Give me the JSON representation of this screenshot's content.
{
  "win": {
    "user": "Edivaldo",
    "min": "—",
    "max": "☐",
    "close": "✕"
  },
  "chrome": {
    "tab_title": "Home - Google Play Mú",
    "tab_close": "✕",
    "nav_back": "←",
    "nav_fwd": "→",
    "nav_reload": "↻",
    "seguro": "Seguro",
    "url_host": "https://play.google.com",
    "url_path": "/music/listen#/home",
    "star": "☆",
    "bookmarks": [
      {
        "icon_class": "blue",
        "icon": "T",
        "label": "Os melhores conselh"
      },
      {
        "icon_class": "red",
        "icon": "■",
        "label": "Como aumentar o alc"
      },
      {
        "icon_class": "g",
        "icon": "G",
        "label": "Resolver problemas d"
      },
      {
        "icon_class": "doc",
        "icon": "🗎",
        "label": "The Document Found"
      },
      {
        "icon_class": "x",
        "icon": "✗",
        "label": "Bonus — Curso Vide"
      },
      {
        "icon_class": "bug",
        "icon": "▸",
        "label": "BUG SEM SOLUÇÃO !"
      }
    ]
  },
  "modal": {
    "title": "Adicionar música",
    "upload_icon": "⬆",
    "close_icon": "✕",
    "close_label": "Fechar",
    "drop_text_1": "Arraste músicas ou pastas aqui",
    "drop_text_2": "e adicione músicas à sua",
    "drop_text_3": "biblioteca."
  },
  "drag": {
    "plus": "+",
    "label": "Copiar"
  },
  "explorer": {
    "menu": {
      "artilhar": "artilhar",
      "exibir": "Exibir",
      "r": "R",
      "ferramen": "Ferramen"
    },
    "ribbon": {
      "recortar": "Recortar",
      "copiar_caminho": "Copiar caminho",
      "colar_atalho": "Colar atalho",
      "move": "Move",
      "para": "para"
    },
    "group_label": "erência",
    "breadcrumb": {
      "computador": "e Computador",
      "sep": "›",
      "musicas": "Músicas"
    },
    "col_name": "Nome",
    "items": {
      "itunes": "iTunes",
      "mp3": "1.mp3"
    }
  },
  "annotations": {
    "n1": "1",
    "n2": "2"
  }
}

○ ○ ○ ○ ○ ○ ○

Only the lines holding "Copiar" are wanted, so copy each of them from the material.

    "label": "Copiar"
      "copiar_caminho": "Copiar caminho",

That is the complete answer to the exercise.